The more elaborate formula of blessing, which was introduced at the Second Vatican Council, is also in need of attention. Inspired by the ancient Gallican episcopal blessings, the tripartite formula calls for three Amens in response from the assembly, followed by the usual Trinitarian blessing and a final Amen. But only in rare situations does this tripartite blessing ever elicit any significant response except the concluding Amen. Liturgists and musicians need to devise forms that cue the assembly, so that all the Amens are full-bodied and authentic.
Furthermore, the possible uses of the blessing merit consideration. Given the context of dismissal and sending forth, blessings could provide an occasion for sending ministers of various kinds. We know, for example, that at many Masses extraordinary ministers of the Eucharist are present within the assembly, but their ministry of taking Communion to those who are absent is often invisible to the community. These ministers have their pyxes filled after Mass, unnoticed by the congregation. What would happen if those bringing Communion to the sick and housebound came forward just before the blessing? The entire assembly could pray over them that they be worthy ministers and send them forth to those unable to be present.
Likewise, on certain occasions during the liturgical year, the blessing could be an appropriate time to commission social ministers and send them forth on their mission. It would be most fitting for the gathered assembly to commission with a special blessing those who work in soup kitchens or with the homeless and refugees and so on. Indeed, from such usage the blessing formula could become more meaningful, a clear means of commissioning. Inthe General Instruction we read: “On certain days and occasions this blessing...is expanded and expressed by a prayer over the people or another more solemn formula” (No. 167). The Roman Missal contains 20 such solemn blessings. Might not the Catholic Book of Blessings be used to supplement this number to meet diverse pastoral situations and needs?

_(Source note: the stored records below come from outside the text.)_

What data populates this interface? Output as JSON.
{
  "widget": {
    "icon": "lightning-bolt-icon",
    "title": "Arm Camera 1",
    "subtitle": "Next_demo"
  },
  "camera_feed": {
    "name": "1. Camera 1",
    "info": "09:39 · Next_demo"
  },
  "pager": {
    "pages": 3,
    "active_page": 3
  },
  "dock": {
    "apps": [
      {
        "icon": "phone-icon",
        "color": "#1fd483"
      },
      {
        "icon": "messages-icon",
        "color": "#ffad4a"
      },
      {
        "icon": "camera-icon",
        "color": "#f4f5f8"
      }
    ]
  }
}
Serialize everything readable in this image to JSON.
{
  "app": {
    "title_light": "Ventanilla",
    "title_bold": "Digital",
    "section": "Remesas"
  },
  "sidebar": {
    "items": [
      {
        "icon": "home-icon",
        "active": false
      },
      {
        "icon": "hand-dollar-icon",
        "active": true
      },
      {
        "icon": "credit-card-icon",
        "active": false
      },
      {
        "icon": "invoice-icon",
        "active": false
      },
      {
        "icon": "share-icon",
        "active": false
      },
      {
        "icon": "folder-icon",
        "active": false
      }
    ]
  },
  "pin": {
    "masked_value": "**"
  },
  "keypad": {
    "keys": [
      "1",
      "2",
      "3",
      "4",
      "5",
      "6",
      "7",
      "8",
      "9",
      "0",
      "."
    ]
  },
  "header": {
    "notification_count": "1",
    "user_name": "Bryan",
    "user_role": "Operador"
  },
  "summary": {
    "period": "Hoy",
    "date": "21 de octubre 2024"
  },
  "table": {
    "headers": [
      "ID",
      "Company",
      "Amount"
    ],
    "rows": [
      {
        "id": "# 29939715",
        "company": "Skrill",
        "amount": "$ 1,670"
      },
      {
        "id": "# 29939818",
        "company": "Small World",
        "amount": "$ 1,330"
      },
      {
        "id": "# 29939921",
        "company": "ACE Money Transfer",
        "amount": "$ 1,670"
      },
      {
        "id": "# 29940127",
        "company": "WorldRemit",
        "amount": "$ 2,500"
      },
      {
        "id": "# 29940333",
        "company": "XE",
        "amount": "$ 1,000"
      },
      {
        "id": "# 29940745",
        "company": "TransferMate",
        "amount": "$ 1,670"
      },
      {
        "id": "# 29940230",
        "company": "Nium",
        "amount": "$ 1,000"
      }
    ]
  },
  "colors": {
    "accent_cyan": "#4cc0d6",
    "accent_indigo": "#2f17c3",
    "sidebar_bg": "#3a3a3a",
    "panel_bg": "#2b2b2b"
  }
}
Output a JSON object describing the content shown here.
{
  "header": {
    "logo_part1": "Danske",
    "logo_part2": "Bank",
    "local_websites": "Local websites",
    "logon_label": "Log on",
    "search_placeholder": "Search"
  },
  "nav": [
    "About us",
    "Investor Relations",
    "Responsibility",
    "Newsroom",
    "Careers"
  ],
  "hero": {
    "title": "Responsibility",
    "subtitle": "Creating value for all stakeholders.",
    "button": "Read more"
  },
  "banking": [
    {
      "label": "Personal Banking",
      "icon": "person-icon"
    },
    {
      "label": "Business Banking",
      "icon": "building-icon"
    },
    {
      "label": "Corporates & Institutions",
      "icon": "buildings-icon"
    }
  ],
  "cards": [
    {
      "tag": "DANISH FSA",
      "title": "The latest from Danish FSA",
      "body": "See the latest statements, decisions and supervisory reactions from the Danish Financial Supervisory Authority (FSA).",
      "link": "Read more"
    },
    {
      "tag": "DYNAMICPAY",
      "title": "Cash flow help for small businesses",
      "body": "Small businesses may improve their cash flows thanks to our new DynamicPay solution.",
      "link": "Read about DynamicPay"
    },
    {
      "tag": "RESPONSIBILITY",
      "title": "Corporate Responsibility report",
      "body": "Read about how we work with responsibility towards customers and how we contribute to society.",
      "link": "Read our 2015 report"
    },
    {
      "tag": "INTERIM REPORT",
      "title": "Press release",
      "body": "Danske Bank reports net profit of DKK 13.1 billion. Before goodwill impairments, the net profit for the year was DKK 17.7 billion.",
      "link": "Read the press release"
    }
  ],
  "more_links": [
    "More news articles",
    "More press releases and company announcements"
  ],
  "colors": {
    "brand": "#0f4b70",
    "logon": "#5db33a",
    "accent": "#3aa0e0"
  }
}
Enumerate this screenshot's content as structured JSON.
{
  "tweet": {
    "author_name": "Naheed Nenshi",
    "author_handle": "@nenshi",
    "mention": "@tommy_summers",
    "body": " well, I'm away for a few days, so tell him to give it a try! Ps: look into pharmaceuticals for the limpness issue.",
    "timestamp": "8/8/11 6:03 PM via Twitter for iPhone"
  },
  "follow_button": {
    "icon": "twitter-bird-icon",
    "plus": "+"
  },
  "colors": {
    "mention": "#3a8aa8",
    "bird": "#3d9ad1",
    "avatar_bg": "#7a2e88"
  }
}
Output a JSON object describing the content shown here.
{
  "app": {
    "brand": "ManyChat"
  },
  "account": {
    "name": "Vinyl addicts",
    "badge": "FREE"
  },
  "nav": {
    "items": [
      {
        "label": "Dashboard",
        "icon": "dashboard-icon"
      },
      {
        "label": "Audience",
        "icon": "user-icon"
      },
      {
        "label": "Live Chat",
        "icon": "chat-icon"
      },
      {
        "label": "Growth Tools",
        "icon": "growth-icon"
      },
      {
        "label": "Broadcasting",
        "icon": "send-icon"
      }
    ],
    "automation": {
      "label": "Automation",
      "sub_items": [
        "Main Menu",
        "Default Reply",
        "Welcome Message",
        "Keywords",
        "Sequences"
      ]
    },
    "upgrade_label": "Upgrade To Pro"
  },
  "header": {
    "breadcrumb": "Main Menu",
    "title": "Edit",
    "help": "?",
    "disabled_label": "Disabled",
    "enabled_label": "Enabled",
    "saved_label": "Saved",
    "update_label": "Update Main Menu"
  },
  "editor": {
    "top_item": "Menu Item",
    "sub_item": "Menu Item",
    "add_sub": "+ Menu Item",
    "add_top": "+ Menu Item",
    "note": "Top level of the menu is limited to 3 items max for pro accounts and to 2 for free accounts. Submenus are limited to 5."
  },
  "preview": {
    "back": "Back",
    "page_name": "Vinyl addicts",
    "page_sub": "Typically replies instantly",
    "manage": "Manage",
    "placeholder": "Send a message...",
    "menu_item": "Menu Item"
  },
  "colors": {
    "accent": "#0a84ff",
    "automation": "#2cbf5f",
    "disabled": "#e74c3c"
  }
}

A third and final point: in the description of the closing rite, there is no mention of a closing or recessional song. Historically the Roman rite did not call for such a hymn. The dismissal was meant literally. At the risk of being called a liturgical fundamentalist, I think you should say what you mean and mean what you say. If you say, “Go,” then the assembly should go. Who said there must then be two verses of a song to get the ministers down the aisle?
On the other hand, if some music is needed to complete the celebration, it makes sense to anticipate the dismissal with a song that emphasizes being sent to the world, such as Paul Inwood’s “Take Christ to the World,” or one that asks that we might be blessed and sent, such as Christopher Walker’s “Send Us as Your Blessing, Lord.” Of course, there are many examples of hymns that emphasize mission, but composers alerted to this need might create new pieces that incorporate the blessing and sending. Furthermore, through-composed musical pieces might be devised to move the gathered assembly through the announcements, blessings and ultimate dismissal in such a way that the entire closing rite is cohesive.
The Lord’s Day and Mission
The Eucharist prepares the church for mission. “The Lord’s Day is also the day of solidarity and sharing with the poor, insomuch as the Eucharist is the bond of fellowship and the source of communion” (No. 70). It is the authentic source of mission and its only end, the “source and the summit” of the Christian life as it is expressed in the daily lives of those who break bread together as Jesus commanded. If prayer shapes belief, then together they find their true authentication in genuine Christian living. To ignore this inner connection between Eucharist and life is to ignore the bond between the life and mission of the church.